1 block of parmesan cheese (not the cruddy pre-shredded stuff in a container unless that is all you can get)
A cheese grater or something similar that can make relatively fine shreds
A cookie/baking sheet
Parchment paper
Your oven

What to do:
1. Preheat your oven to 350 degrees Fahrenheit.
2. Shred your block of cheese. A fine grate is preferable to allow the cheese to bake together better.
3. Take your parchment paper and place it on your baking sheet. Scoop piles of cheese onto the paper in the size that you would like.
4. Bake the cheese piles until golden brown and crispy. Cheese will start melting together first and then crisp.
5. Let cool and enjoy!

Not only are these cheese crisps gluten free, but they’re probably way more low-calorie than your average store-bought cheese cracker, and they taste EXACTLY THE SAME. You also have the flexibility of sizing them the way that you like to control your portions as you like. Bon apetit! ❤ 

I am constantly asked why I cannot just eat at potlucks or catered lunches…

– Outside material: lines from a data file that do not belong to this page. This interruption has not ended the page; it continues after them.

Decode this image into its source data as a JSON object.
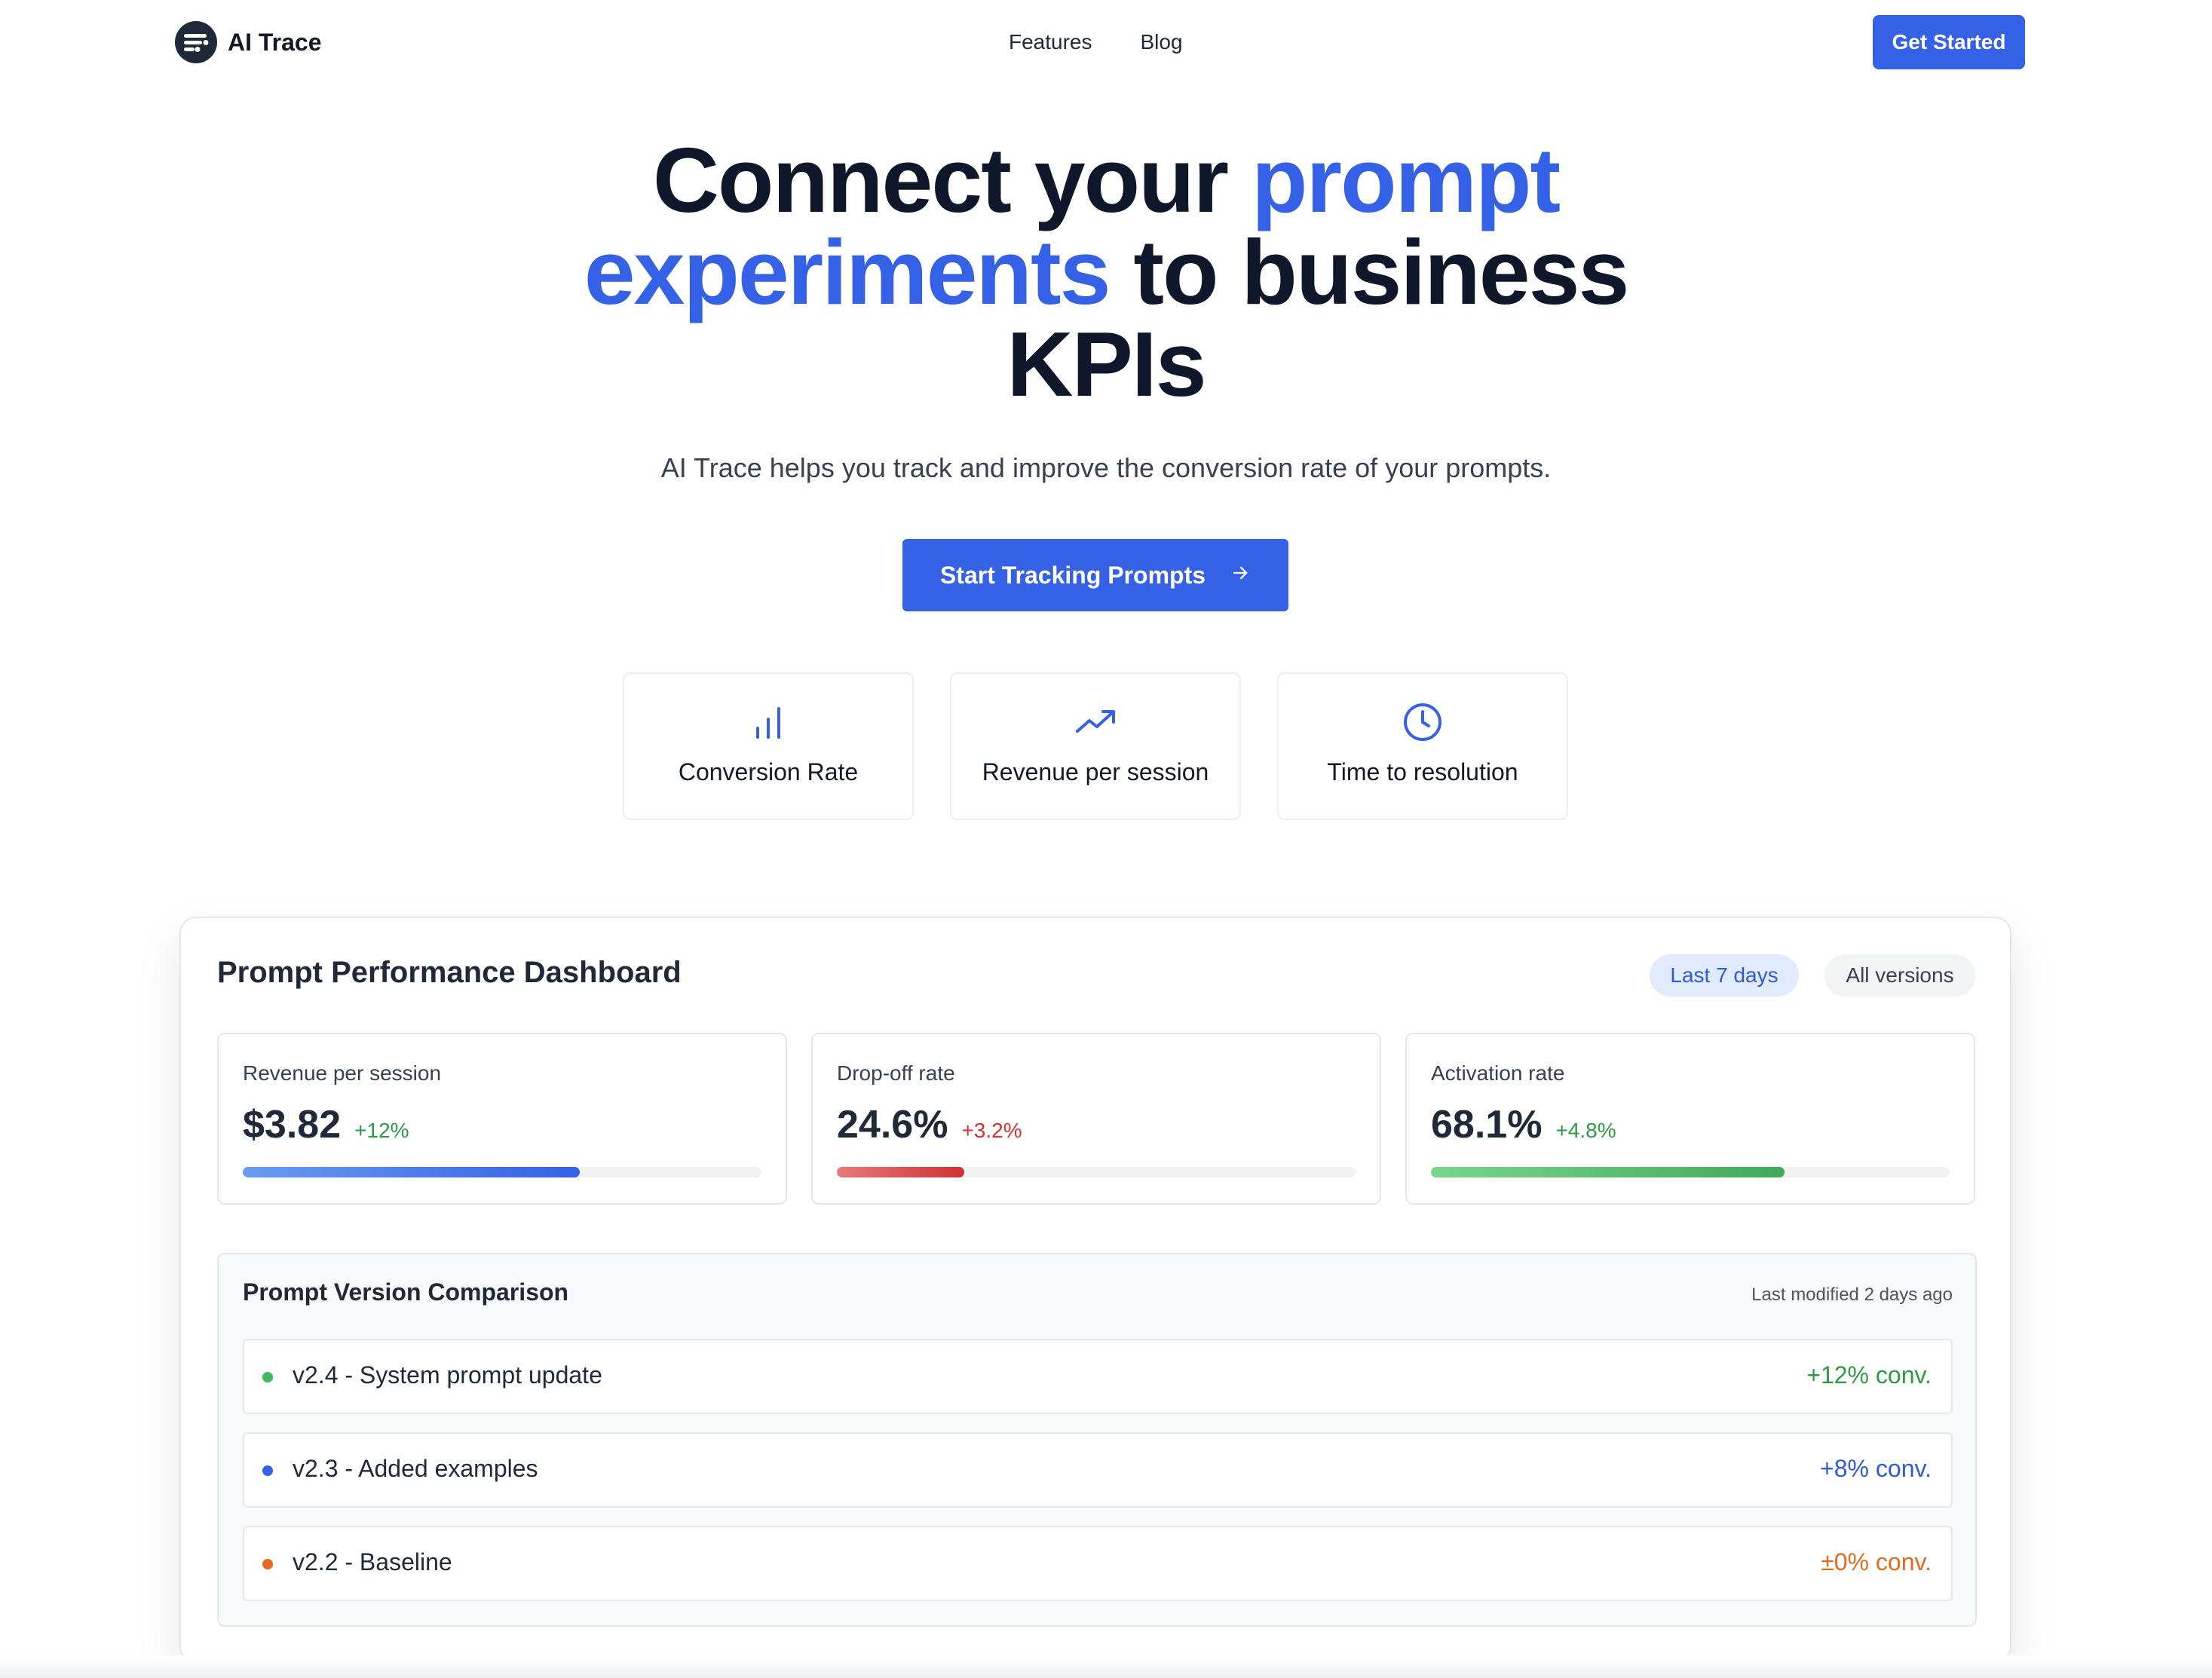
{
  "header": {
    "brand": "AI Trace",
    "nav": [
      {
        "label": "Features"
      },
      {
        "label": "Blog"
      }
    ],
    "cta_label": "Get Started"
  },
  "hero": {
    "title_line1_plain": "Connect your ",
    "title_line1_accent": "prompt",
    "title_line2_accent": "experiments",
    "title_line2_plain": " to business",
    "title_line3": "KPIs",
    "subtitle": "AI Trace helps you track and improve the conversion rate of your prompts.",
    "cta_label": "Start Tracking Prompts",
    "accent_color": "#3461e6"
  },
  "features": [
    {
      "label": "Conversion Rate",
      "icon": "bar-chart-icon"
    },
    {
      "label": "Revenue per session",
      "icon": "trending-up-icon"
    },
    {
      "label": "Time to resolution",
      "icon": "clock-icon"
    }
  ],
  "dashboard": {
    "title": "Prompt Performance Dashboard",
    "filter_range": "Last 7 days",
    "filter_versions": "All versions",
    "metrics": [
      {
        "label": "Revenue per session",
        "value": "$3.82",
        "delta": "+12%",
        "delta_color": "#2e9a43",
        "progress": 0.65,
        "bar_color": "#3461e6"
      },
      {
        "label": "Drop-off rate",
        "value": "24.6%",
        "delta": "+3.2%",
        "delta_color": "#d13232",
        "progress": 0.246,
        "bar_color": "#d13232"
      },
      {
        "label": "Activation rate",
        "value": "68.1%",
        "delta": "+4.8%",
        "delta_color": "#2e9a43",
        "progress": 0.681,
        "bar_color": "#43a85a"
      }
    ],
    "comparison": {
      "title": "Prompt Version Comparison",
      "last_modified": "Last modified 2 days ago",
      "versions": [
        {
          "name": "v2.4 - System prompt update",
          "conv": "+12% conv.",
          "color": "#2e9a43",
          "dot": "#3fb75a"
        },
        {
          "name": "v2.3 - Added examples",
          "conv": "+8% conv.",
          "color": "#2f5bd8",
          "dot": "#3461e6"
        },
        {
          "name": "v2.2 - Baseline",
          "conv": "±0% conv.",
          "color": "#e26a1c",
          "dot": "#e26a1c"
        }
      ]
    }
  }
}
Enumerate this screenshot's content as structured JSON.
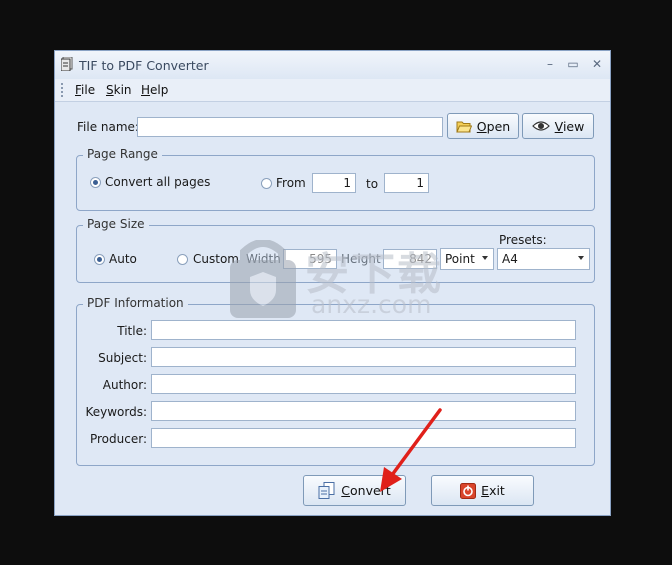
{
  "window": {
    "title": "TIF to PDF Converter",
    "min": "–",
    "max": "▭",
    "close": "✕"
  },
  "menu": {
    "file": "File",
    "skin": "Skin",
    "help": "Help"
  },
  "file": {
    "label": "File name:",
    "value": "",
    "open": "Open",
    "view": "View"
  },
  "page_range": {
    "title": "Page Range",
    "all": "Convert all pages",
    "from_label": "From",
    "from_value": "1",
    "to_label": "to",
    "to_value": "1",
    "selected": "all"
  },
  "page_size": {
    "title": "Page Size",
    "auto": "Auto",
    "custom": "Custom",
    "width_label": "Width",
    "width_value": "595",
    "height_label": "Height",
    "height_value": "842",
    "unit": "Point",
    "presets_label": "Presets:",
    "preset": "A4",
    "selected": "auto"
  },
  "pdf_info": {
    "title": "PDF Information",
    "title_label": "Title:",
    "subject_label": "Subject:",
    "author_label": "Author:",
    "keywords_label": "Keywords:",
    "producer_label": "Producer:"
  },
  "actions": {
    "convert": "Convert",
    "exit": "Exit"
  },
  "watermark": {
    "cn": "安下载",
    "en": "anxz.com"
  },
  "colors": {
    "accent": "#3b5f93",
    "arrow": "#e0201a",
    "exit_icon": "#d9452b"
  }
}
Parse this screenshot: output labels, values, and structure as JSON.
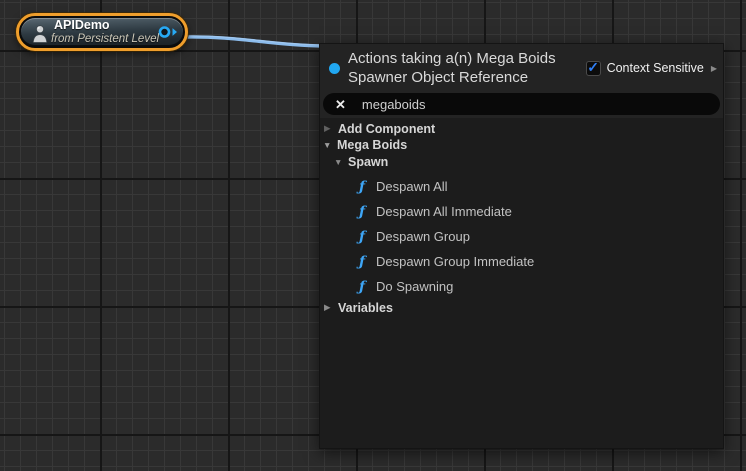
{
  "node": {
    "title": "APIDemo",
    "subtitle": "from Persistent Level",
    "icon": "pawn-icon",
    "selection_color": "#ef9e2c",
    "pin_color": "#27a9f4",
    "wire_color": "#8cbcec"
  },
  "menu": {
    "title_line1": "Actions taking a(n) Mega Boids",
    "title_line2": "Spawner Object Reference",
    "context_sensitive": {
      "label": "Context Sensitive",
      "checked": true
    },
    "search": {
      "value": "megaboids"
    },
    "tree": [
      {
        "label": "Add Component",
        "level": 0,
        "type": "category",
        "state": "collapsed"
      },
      {
        "label": "Mega Boids",
        "level": 0,
        "type": "category",
        "state": "expanded"
      },
      {
        "label": "Spawn",
        "level": 1,
        "type": "category",
        "state": "expanded"
      },
      {
        "label": "Despawn All",
        "level": 2,
        "type": "function"
      },
      {
        "label": "Despawn All Immediate",
        "level": 2,
        "type": "function"
      },
      {
        "label": "Despawn Group",
        "level": 2,
        "type": "function"
      },
      {
        "label": "Despawn Group Immediate",
        "level": 2,
        "type": "function"
      },
      {
        "label": "Do Spawning",
        "level": 2,
        "type": "function"
      },
      {
        "label": "Variables",
        "level": 0,
        "type": "category",
        "state": "collapsed"
      }
    ]
  },
  "icons": {
    "collapsed_arrow": "▶",
    "expanded_arrow": "▼",
    "function_glyph": "ƒ",
    "clear_glyph": "✕",
    "check_glyph": "✓",
    "submenu_arrow": "▶"
  },
  "colors": {
    "background": "#2b2b2b",
    "grid_minor": "#383838",
    "grid_major": "#161616",
    "panel_header": "#232323",
    "panel_body": "#1c1c1c",
    "search_bg": "#090909",
    "accent_blue": "#21a7f1",
    "function_blue": "#3ea6f6",
    "selection_orange": "#ef9e2c"
  }
}
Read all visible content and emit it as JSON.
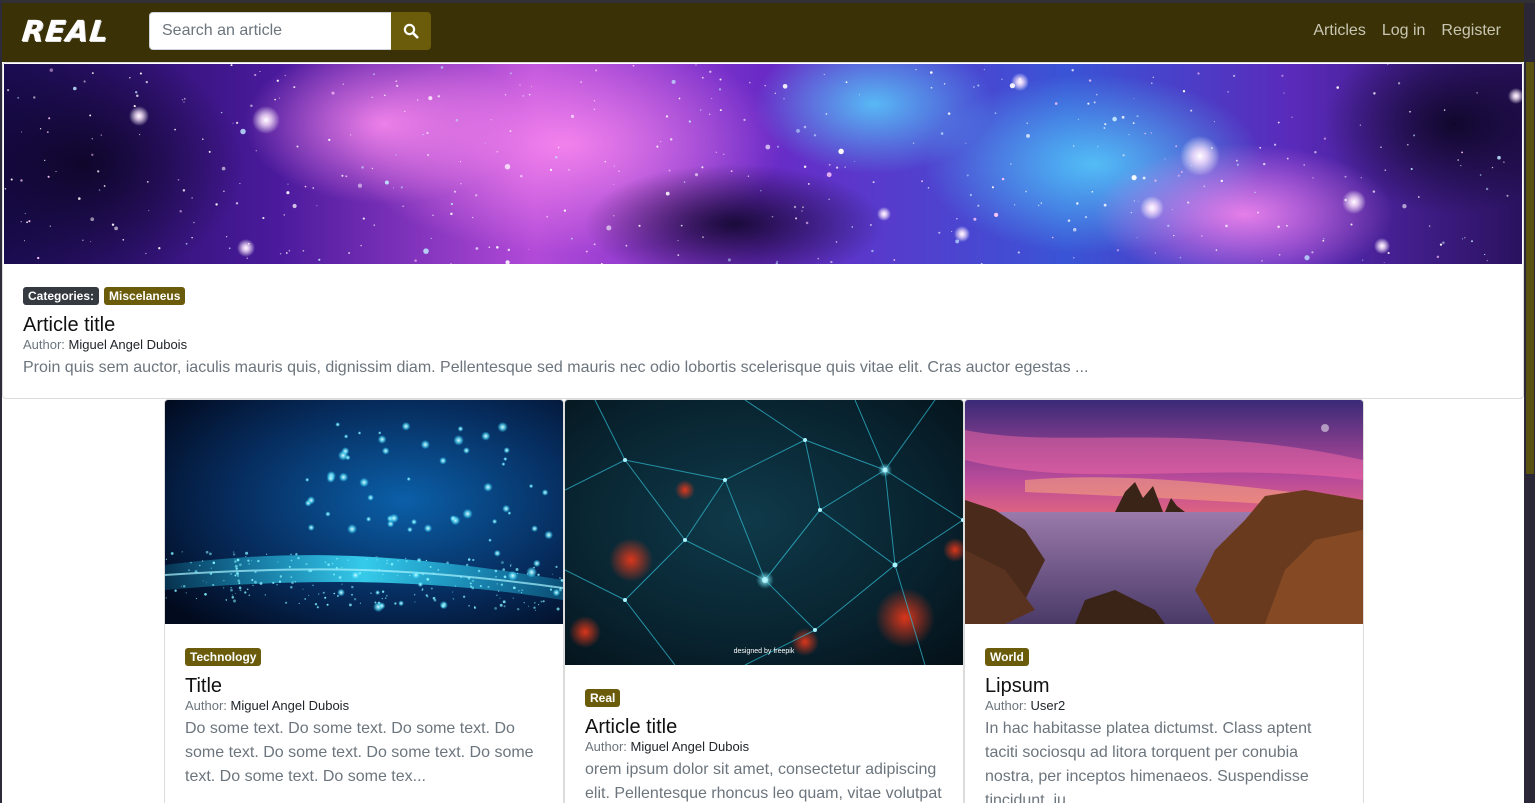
{
  "navbar": {
    "logo_text": "REAL",
    "search_placeholder": "Search an article",
    "search_icon": "search-icon",
    "links": [
      "Articles",
      "Log in",
      "Register"
    ]
  },
  "featured": {
    "categories_label": "Categories:",
    "category": "Miscelaneus",
    "title": "Article title",
    "author_label": "Author:",
    "author": "Miguel Angel Dubois",
    "excerpt": "Proin quis sem auctor, iaculis mauris quis, dignissim diam. Pellentesque sed mauris nec odio lobortis scelerisque quis vitae elit. Cras auctor egestas ..."
  },
  "cards": [
    {
      "category": "Technology",
      "title": "Title",
      "author_label": "Author:",
      "author": "Miguel Angel Dubois",
      "excerpt": "Do some text. Do some text. Do some text. Do some text. Do some text. Do some text. Do some text. Do some text. Do some tex..."
    },
    {
      "category": "Real",
      "title": "Article title",
      "author_label": "Author:",
      "author": "Miguel Angel Dubois",
      "excerpt": "orem ipsum dolor sit amet, consectetur adipiscing elit. Pellentesque rhoncus leo quam, vitae volutpat",
      "watermark": "designed by freepik"
    },
    {
      "category": "World",
      "title": "Lipsum",
      "author_label": "Author:",
      "author": "User2",
      "excerpt": "In hac habitasse platea dictumst. Class aptent taciti sociosqu ad litora torquent per conubia nostra, per inceptos himenaeos. Suspendisse tincidunt, iu..."
    }
  ],
  "colors": {
    "navbar_bg": "#3a3206",
    "accent": "#6b5c0c",
    "badge_dark": "#343a40"
  }
}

And the reason being is that I have Celiac Disease.

It’s not a huge deal, really. It’s just that I need to carefully find out what ingredients are in almost everything that I eat. (On top of that, I have tons of food allergies that are serious and also random and strange — coconut, chamomile, coffee, chipotle peppers ONLY in dried chipotle form, dairy on occasion, and almonds only if I consume too many.) I have to sadly decline and either eat my packed emergency meal or go elsewhere for a while and find my own food until meal time is done for everyone.

People think I spend a fortune on food, which to a degree is true, but not entirely. Eating gluten free is not as expensive as it is cracked up to be.  You can avoid gimmicks (all of those stupid things marked “gluten free,” such as specially branded corn tortillas are a load of pishposh — you can get corn tortillas at any supermarket, and I can guarantee you that 90% of corn tortillas on the market are likely not gluten-tainted), and start buying natural foods. Fruits, vegetables, and proteins are generally not gluten free in their natural states. Neither are rice, corn, quinoa, millet, amongst other things. A gluten free meal can be cheap and easy to prepare.

With that, I would like to offer you all some recipes that I would to share, epiphanies in my gluten free journey, and silly confessions of a Celiac living a busy Los Angeles lifestyle.

I present to you